SOCIAL MEDIA AND MOBILE CONSUMERISM: The Socioeconomic Transformation of Africa?
The Rise in Mobile Consumerism and Social Media in the Region
Over the past few years, the impact of social media and evolving communication technology has been eminent throughout the world. One of the major differences social media has created is the way it has changed the regional and racial stereotypes across the world.
Africa, as we know today, is no longer a remote piece of barren land waiting to be explored by the civilized world. The prevalence of social media and mobile technology in the region has drastically changed the global perception about Africa. It has lead to Africa’s emergence as one of the rapidly developing regions in the world.
The Growth of Mobile Consumerism in Africa
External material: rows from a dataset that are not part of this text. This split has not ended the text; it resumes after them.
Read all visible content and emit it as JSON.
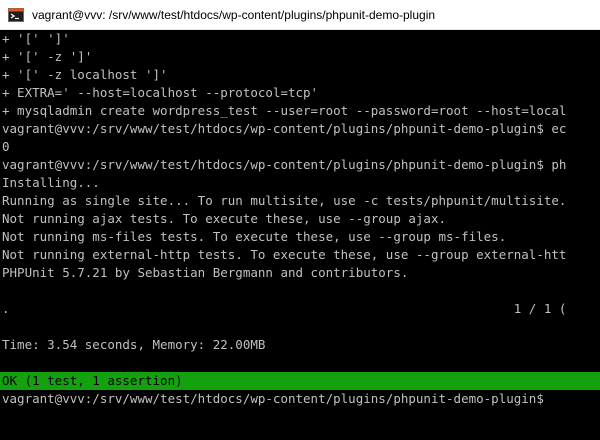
{
  "window": {
    "title": "vagrant@vvv: /srv/www/test/htdocs/wp-content/plugins/phpunit-demo-plugin",
    "icon": "terminal-icon"
  },
  "terminal": {
    "lines": [
      "+ '[' ']'",
      "+ '[' -z ']'",
      "+ '[' -z localhost ']'",
      "+ EXTRA=' --host=localhost --protocol=tcp'",
      "+ mysqladmin create wordpress_test --user=root --password=root --host=local",
      "vagrant@vvv:/srv/www/test/htdocs/wp-content/plugins/phpunit-demo-plugin$ ec",
      "0",
      "vagrant@vvv:/srv/www/test/htdocs/wp-content/plugins/phpunit-demo-plugin$ ph",
      "Installing...",
      "Running as single site... To run multisite, use -c tests/phpunit/multisite.",
      "Not running ajax tests. To execute these, use --group ajax.",
      "Not running ms-files tests. To execute these, use --group ms-files.",
      "Not running external-http tests. To execute these, use --group external-htt",
      "PHPUnit 5.7.21 by Sebastian Bergmann and contributors.",
      "",
      ".                                                                   1 / 1 (",
      "",
      "Time: 3.54 seconds, Memory: 22.00MB",
      "",
      "OK (1 test, 1 assertion)",
      "vagrant@vvv:/srv/www/test/htdocs/wp-content/plugins/phpunit-demo-plugin$"
    ]
  },
  "colors": {
    "background": "#000000",
    "foreground": "#c0c0c0",
    "pass_background": "#13a10e"
  }
}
Despite the changing perception, it may still come as a surprise to many people that Africa is the second largest mobile phone market in the world. By 2016, number of mobile connection is expected to surpass 1 billion. In this aspect, telecom companies are playing a vital role by introducing value-added services custom tailored to meet the specific requirements of African consumers. One of the most prominent examples in this regard is the M-PESA service introduced by the Safaricom in Kenya which allows users to withdraw, deposit and transfer money easily and securely using a mobile device.
Other important factor that has sparked mobile consumerism in Africa is the way smartphones and social media have offered an easier access to the west through web. It enables businesses in Africa to expand their outreach on a global level. Most importantly, mobile web has offered the youth a cost effective way to stay connected and utilize the power of global communication channels.
The Political Influence of Communication Platforms
Demographically, a large majority (around 40%) of Africa comprises of young population aged between fifteen and twenty four. Mobile phone and social media usage has changed the way youth connects and interacts with the world, especially when it comes to exchange of ideas and beliefs.
The socioeconomic impact of this change was clearly seen during the Arab springs – a political revolution driven by youth empowered by social media. Egyptians, largely youth, used social media to organize and publicize protests during the uprising against their president in 2011. They used the social media to make their voices heard on the international platforms and gathered support. On the other hand, Uganda government authorities imposed a ban on social networks in order to suppress the ‘Walk-to-work’ protests. This did not, however, prevent the youth from sharing their opinion on other online platforms.
Another example of how social media and mobile phone usage has changed the political landscape of Africa was observed during Kenya’s presidential elections in 2013. Twitter proved to be the key platform in voicing the public opinion and ensure a fair election in the country.
A New Generation and the End of an Era
Despite several bans and anti social-media actions taken by several governments, the youth of Africa has found a new voice. Instant and effective two-way communication channels have provided them the freedom of expression they never had. They are not only sharing their opinions, they are also more open to ideas coming from different diasporas. It is bringing the rule of tyrants and autocrats to an end in numerous North African countries.
African youth is using social media and mobile phones as cost-effective communication tools rather than entertainment devices. The productive use of the technology suggests that social media will play an important role in ensuring a sustainable socioeconomic and democratic growth in the region.
By Jean-Gabriel Jemea Kuoh
Founder of DALEKH and DALEKH.COM/MAGAZINE
Les articles sous ce profil ont été rédigées par les membres de l’équipe Kongossa Technology. Nous parlons ici en général des sujets liées à la technologie et à l’innovation sociale. Vous pourrez croiser des membres de notre équipe soit à Yaoundé ou à Montréal.